*TASK STATEMENT*
Say how many lines in the data hold "yang". Nothing else belongs in the answer.

(Page and application data records)
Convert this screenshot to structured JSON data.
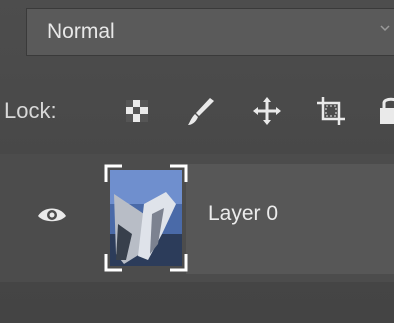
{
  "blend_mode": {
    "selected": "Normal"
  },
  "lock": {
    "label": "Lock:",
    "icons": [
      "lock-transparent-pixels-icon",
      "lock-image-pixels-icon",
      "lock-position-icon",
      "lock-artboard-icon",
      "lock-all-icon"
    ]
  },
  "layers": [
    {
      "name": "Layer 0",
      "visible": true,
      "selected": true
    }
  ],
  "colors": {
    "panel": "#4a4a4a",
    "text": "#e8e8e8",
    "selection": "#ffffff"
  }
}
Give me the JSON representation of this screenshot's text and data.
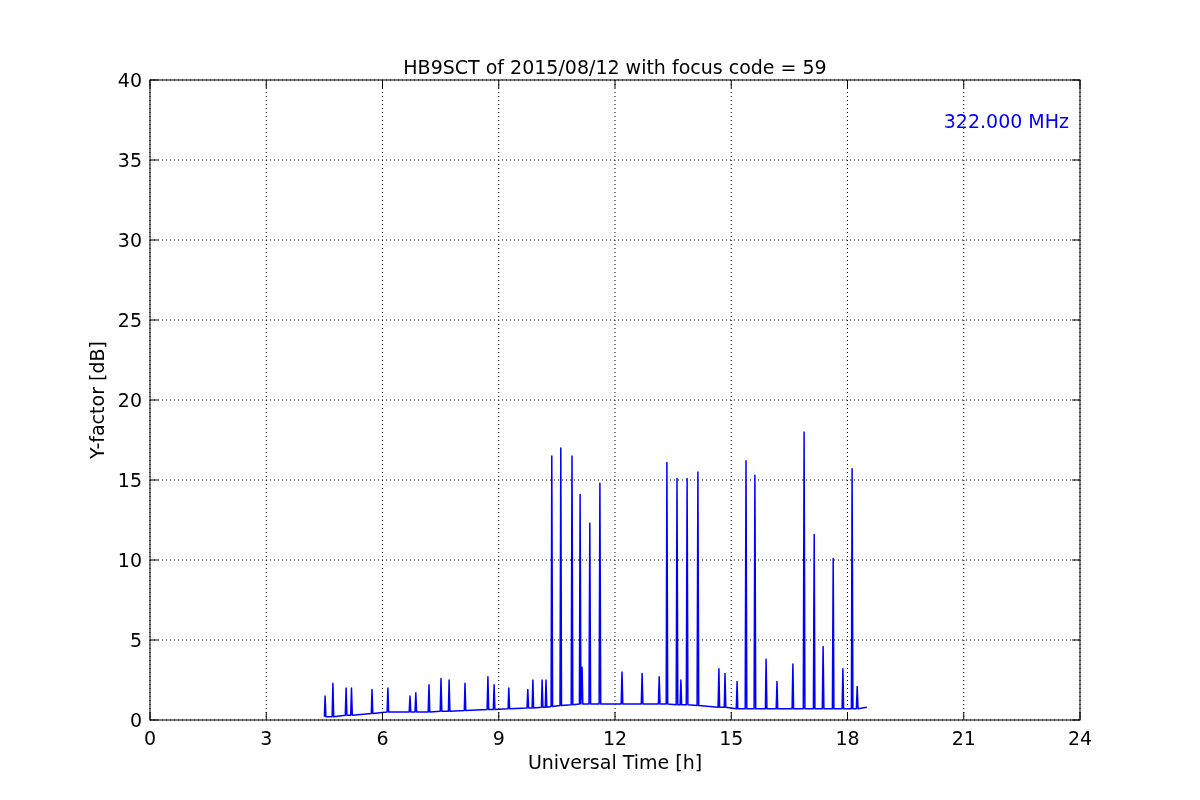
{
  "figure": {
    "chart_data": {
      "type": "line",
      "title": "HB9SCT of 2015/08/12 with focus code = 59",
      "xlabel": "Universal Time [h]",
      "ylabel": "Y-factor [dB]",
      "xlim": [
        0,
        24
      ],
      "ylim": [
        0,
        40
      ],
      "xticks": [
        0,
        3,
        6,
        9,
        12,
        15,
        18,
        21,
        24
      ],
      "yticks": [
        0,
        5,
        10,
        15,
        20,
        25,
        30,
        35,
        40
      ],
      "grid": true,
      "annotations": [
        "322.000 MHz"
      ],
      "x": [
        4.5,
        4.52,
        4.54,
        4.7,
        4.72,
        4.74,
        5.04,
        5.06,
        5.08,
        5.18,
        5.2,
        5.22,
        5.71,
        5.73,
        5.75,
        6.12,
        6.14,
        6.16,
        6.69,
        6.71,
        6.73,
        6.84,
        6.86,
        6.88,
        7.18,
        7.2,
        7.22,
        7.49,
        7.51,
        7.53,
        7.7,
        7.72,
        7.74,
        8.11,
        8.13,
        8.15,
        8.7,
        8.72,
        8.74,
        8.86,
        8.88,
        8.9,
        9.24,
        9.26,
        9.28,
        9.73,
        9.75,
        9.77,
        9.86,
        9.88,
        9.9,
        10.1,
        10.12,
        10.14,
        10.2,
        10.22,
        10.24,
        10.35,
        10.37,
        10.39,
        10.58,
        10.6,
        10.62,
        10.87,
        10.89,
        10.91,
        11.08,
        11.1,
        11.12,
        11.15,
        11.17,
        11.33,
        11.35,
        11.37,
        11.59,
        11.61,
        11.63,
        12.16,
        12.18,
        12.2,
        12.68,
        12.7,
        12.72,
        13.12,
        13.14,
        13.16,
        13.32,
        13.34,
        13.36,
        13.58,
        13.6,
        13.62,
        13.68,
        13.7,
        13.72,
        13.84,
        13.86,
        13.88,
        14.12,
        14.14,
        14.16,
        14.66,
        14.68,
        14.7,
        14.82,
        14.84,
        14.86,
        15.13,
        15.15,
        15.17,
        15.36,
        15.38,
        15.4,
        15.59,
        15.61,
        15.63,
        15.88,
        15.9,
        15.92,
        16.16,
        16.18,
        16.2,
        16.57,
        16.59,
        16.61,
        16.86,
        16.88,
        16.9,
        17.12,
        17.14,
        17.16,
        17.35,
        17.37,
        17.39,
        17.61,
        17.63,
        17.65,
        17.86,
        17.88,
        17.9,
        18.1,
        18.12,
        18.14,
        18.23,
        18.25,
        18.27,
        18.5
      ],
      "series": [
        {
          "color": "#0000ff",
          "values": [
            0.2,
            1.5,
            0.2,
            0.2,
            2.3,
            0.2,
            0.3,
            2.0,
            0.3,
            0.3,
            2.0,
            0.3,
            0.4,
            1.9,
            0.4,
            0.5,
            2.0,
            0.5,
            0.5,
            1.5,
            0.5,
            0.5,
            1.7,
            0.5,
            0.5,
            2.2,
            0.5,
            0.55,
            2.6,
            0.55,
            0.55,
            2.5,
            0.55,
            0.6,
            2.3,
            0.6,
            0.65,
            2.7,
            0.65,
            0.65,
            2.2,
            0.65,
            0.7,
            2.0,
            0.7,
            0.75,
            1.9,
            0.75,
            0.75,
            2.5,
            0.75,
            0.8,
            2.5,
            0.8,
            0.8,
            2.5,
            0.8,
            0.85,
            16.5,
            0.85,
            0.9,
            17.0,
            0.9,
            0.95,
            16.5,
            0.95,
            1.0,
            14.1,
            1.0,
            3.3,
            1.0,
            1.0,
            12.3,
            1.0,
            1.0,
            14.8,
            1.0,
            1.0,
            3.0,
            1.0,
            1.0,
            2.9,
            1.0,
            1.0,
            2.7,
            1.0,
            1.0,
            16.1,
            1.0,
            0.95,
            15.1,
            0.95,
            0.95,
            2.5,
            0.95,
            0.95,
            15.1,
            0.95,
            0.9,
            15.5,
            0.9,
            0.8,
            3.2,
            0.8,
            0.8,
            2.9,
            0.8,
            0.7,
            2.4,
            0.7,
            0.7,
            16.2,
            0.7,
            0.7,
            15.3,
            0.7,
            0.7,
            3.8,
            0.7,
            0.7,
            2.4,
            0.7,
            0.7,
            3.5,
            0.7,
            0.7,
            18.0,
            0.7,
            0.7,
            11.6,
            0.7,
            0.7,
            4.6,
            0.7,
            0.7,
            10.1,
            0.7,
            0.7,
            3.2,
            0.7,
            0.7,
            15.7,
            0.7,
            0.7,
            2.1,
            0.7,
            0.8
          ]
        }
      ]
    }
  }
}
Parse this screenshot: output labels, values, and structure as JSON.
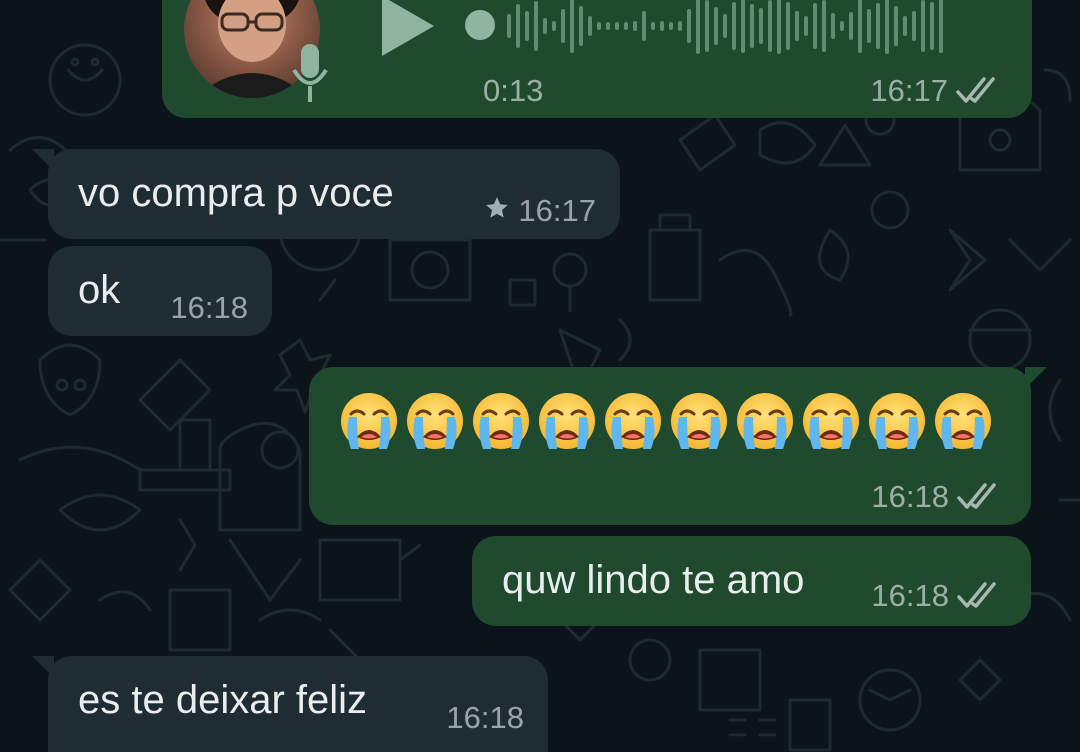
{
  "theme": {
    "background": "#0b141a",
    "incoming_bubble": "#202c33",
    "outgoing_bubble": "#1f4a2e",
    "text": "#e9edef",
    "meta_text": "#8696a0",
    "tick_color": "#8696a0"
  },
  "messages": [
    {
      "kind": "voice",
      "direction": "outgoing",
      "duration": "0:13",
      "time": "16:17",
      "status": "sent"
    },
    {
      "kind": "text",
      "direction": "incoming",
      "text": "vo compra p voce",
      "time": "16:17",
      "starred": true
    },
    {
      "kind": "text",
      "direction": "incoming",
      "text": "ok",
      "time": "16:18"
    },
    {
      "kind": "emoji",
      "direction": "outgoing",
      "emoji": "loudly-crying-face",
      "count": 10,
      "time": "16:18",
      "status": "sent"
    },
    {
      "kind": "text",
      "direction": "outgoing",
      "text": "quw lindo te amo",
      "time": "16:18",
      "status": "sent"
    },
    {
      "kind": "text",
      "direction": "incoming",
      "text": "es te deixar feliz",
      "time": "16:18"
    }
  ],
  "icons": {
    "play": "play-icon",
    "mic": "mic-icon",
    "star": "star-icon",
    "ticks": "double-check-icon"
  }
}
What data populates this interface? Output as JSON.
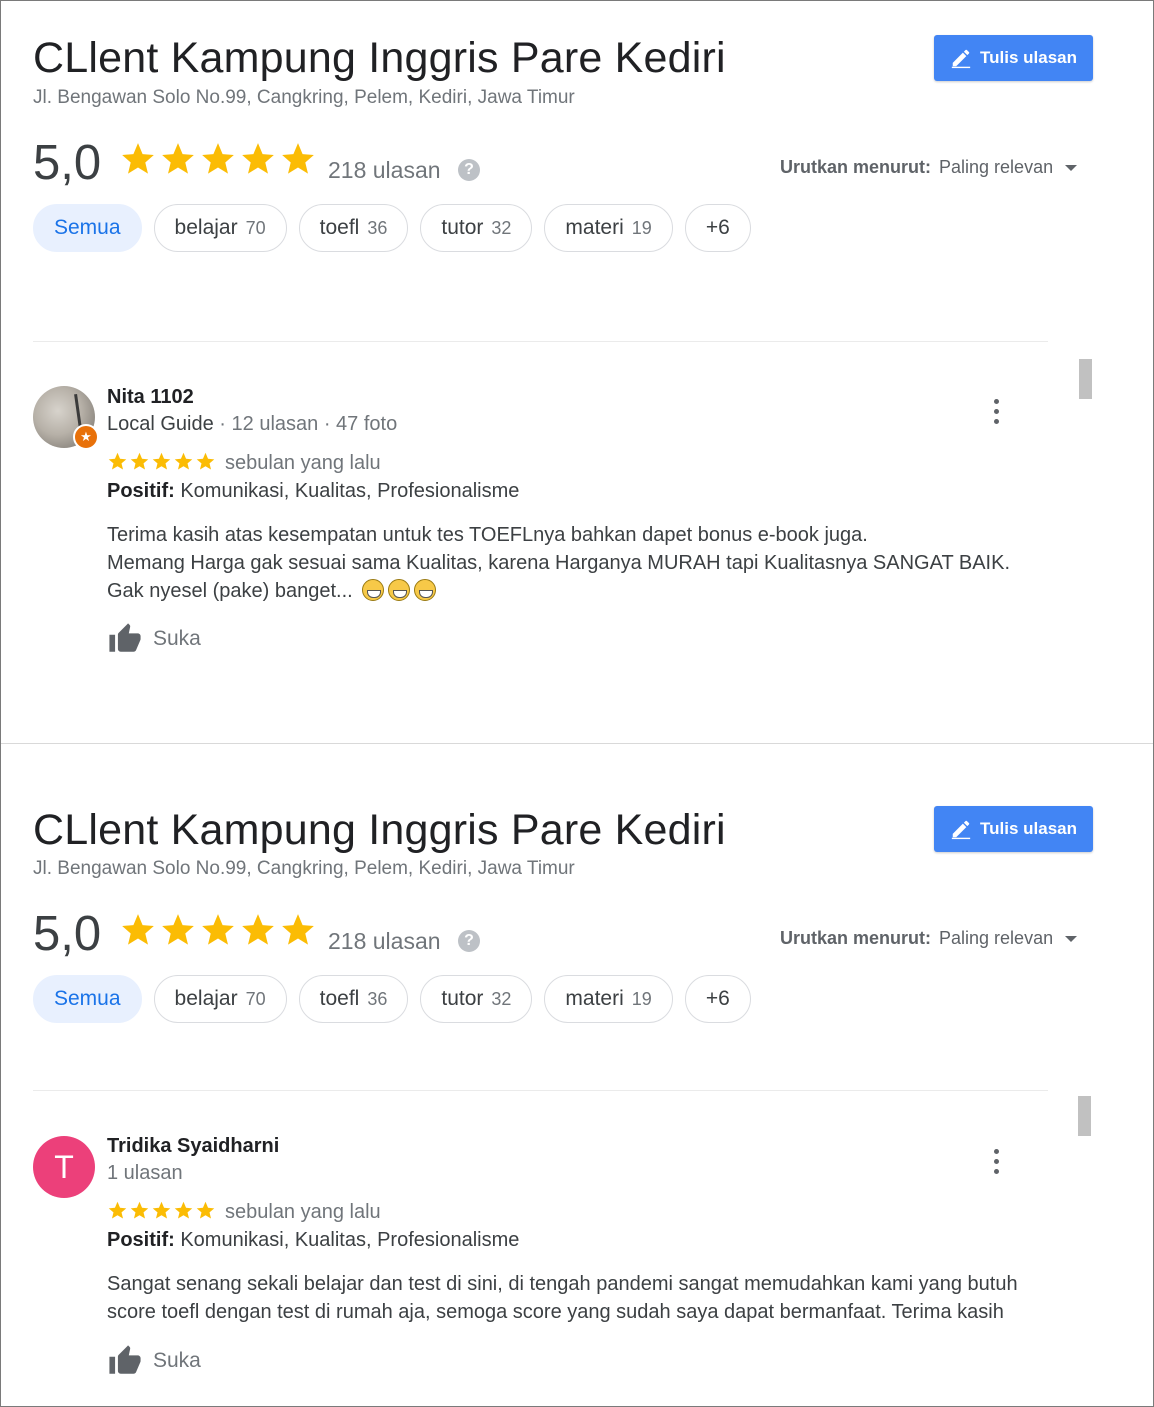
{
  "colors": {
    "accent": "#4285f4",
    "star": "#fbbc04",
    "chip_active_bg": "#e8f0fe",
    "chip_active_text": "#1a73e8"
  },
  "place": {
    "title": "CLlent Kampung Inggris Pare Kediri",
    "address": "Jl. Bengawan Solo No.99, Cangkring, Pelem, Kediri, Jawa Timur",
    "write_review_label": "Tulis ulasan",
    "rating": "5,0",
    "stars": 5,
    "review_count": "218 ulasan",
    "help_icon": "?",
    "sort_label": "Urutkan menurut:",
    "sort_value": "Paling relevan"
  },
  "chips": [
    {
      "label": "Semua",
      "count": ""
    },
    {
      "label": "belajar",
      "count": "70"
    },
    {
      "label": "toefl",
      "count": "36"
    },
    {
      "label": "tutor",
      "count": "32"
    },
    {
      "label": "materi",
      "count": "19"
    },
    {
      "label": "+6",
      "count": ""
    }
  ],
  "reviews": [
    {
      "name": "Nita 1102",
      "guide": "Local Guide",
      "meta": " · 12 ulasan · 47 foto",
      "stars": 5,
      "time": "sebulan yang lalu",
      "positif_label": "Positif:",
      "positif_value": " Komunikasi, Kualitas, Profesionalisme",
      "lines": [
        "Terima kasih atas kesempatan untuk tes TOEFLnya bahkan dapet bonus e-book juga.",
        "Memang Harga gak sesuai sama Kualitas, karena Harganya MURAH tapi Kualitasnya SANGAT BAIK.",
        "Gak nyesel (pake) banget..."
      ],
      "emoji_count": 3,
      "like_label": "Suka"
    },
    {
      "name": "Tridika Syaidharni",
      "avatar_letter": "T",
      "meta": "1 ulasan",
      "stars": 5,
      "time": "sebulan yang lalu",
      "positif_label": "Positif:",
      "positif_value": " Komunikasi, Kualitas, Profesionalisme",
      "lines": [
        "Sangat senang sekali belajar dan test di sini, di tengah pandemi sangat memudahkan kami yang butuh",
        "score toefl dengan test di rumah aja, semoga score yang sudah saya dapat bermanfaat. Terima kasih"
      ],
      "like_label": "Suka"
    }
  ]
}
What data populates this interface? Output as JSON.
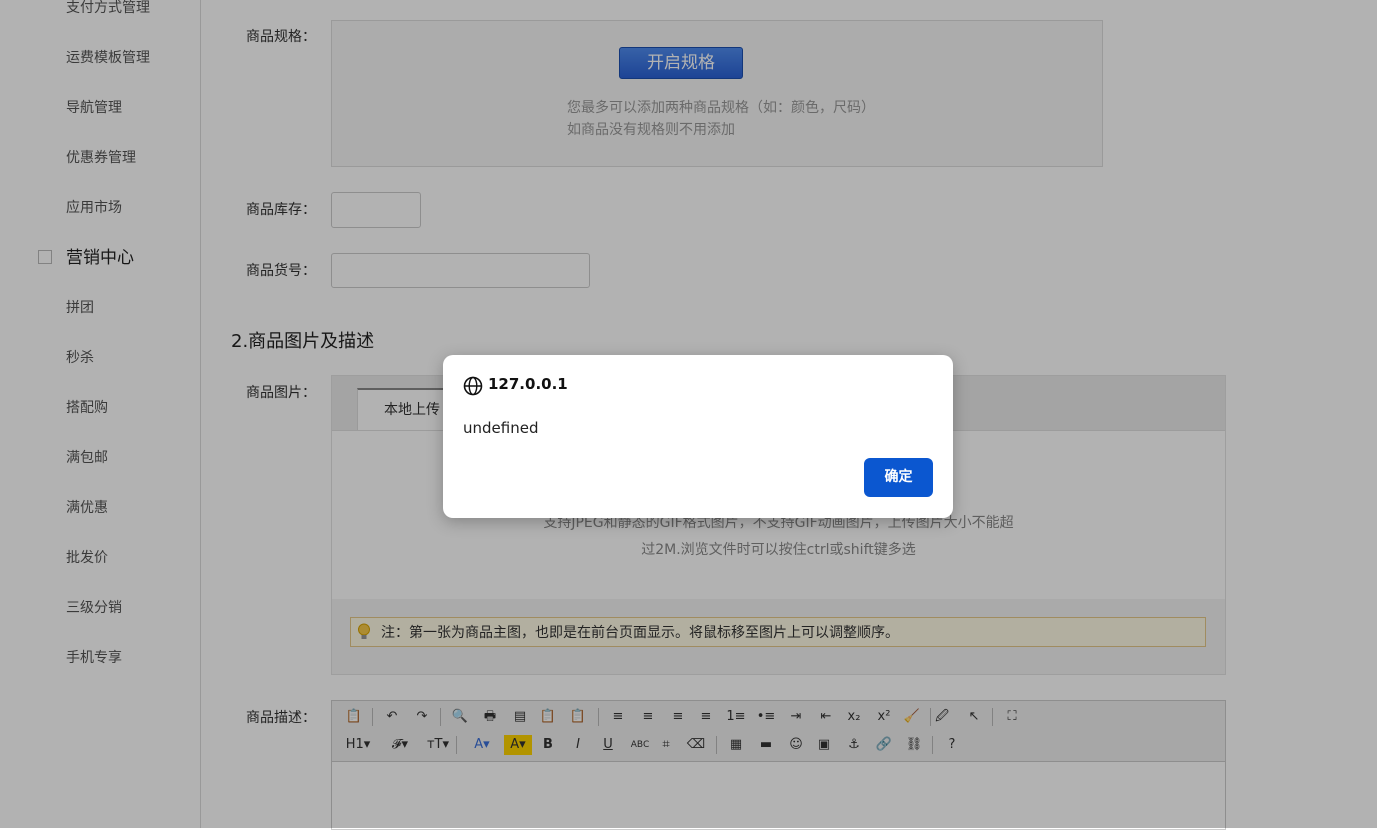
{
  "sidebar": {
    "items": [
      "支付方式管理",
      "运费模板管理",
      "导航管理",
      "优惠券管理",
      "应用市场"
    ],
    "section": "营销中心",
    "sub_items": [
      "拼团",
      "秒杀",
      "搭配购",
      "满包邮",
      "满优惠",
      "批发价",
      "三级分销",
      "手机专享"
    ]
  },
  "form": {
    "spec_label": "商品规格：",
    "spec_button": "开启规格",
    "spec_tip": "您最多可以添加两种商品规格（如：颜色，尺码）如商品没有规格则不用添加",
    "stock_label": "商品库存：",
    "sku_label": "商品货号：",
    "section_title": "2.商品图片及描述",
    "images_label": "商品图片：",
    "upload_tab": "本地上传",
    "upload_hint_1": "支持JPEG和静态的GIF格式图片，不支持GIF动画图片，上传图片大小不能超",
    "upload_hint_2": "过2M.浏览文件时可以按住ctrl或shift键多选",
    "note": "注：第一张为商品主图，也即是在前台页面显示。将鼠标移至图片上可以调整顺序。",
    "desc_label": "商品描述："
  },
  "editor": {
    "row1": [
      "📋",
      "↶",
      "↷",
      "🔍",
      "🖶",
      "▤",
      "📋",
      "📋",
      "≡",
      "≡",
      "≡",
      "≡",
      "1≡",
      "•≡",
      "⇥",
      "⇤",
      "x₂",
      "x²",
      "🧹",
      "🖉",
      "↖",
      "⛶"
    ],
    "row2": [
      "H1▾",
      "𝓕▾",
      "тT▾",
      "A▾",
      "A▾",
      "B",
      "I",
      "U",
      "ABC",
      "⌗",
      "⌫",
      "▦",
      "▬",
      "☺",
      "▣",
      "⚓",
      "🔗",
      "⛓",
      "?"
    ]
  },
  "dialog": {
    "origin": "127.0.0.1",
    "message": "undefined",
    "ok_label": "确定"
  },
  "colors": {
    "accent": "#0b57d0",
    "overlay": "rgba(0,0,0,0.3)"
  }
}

*ANSWER AREA*
4